    Download Info

    If you experience problems downloading a file, check if you have the proper application to view it first. In case of further problems read the IDEAS help page. Note that these files are not on the IDEAS site. Please be patient as the files may be large.
    File URL: http://www.tandfonline.com/doi/abs/10.1080/02692170903007573
    Download Restriction: Access to full text is restricted to subscribers.

    As the access to this document is restricted, you may want to look for a different version under "Related research" (further below) or search for a different version of it.

    Bibliographic Info

    Article provided by Taylor & Francis Journals in its journal International Review of Applied Economics.

    Volume (Year): 24 (2010)
    Issue (Month): 1 ()
    Pages: 1-33

    as in new window
    Handle: RePEc:taf:irapec:v:24:y:2010:i:1:p:1-33

    Contact details of provider:
    Web page: http://www.tandfonline.com/CIRA20

    Order Information:
    Web: http://www.tandfonline.com/pricing/journal/CIRA20

    Related research

    Keywords: Industry clusters; industry networks; services; logistics; professions; regions; port cities; statistics; net analysis;

    References

    No references listed on IDEAS
    You can help add them by filling out this form.

    Citations

    Lists

    This item is not listed on Wikipedia, on a reading list or among the top items on IDEAS.

    Statistics

    Access and download statistics

    Corrections

    When requesting a correction, please mention this item's handle: RePEc:taf:irapec:v:24:y:2010:i:1:p:1-33. See general information about how to correct material in RePEc.

    For technical questions regarding this item, or to correct its authors, title, abstract, bibliographic or download information, contact: (Michael McNulty).

    If you have authored this item and are not yet registered with RePEc, we encourage you to do it here.
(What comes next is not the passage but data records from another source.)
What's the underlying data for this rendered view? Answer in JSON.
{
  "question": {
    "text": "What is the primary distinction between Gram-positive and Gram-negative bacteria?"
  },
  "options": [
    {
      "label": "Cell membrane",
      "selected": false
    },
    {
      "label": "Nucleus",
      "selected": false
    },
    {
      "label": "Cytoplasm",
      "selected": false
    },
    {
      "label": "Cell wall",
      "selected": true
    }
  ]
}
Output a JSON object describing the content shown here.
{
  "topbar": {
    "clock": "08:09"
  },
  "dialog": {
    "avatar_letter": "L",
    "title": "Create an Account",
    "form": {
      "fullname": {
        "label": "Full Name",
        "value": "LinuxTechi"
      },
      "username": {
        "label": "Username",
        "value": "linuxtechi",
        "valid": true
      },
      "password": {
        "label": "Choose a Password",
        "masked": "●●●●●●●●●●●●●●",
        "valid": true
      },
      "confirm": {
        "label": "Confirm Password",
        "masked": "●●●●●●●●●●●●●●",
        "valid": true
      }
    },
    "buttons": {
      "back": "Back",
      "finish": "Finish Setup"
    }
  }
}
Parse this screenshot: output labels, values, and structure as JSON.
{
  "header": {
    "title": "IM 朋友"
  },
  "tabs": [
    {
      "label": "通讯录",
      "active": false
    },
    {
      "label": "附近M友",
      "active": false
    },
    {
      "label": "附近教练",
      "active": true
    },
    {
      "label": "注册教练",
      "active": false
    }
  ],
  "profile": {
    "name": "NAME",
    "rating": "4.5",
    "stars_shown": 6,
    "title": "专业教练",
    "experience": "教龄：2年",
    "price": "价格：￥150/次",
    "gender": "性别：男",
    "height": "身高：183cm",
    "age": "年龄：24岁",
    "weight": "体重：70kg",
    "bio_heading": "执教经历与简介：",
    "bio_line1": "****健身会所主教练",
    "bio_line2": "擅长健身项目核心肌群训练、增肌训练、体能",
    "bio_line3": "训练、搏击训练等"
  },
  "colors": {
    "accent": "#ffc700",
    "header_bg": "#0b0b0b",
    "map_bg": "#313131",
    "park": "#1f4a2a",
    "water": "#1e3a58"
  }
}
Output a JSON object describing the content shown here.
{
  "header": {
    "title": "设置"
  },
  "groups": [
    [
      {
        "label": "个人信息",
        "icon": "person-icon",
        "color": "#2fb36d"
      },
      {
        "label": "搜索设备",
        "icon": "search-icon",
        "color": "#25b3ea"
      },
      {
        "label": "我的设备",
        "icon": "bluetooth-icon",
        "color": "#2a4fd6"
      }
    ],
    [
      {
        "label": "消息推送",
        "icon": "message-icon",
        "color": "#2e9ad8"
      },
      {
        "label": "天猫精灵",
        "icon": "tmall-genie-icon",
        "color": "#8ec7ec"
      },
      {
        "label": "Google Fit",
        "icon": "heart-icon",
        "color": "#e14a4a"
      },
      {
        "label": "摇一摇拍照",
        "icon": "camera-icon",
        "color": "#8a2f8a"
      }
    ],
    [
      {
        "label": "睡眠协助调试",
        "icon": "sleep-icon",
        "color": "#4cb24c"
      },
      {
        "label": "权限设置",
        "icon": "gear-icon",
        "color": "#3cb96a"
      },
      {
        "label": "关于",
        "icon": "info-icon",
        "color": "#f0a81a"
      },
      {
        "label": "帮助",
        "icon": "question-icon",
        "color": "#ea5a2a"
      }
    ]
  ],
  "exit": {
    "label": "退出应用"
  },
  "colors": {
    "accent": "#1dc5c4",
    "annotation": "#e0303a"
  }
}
This allows to link your profile to this item. It also allows you to accept potential citations to this item that we are uncertain about.

    If references are entirely missing, you can add them using this form.

    If the full references list an item that is present in RePEc, but the system did not link to it, you can help with this form.

    If you know of missing items citing this one, you can help us creating those links by adding the relevant references in the same way as above, for each refering item. If you are a registered author of this item, you may also want to check the "citations" tab in your profile, as there may be some citations waiting for confirmation.

    Please note that corrections may take a couple of weeks to filter through the various RePEc services.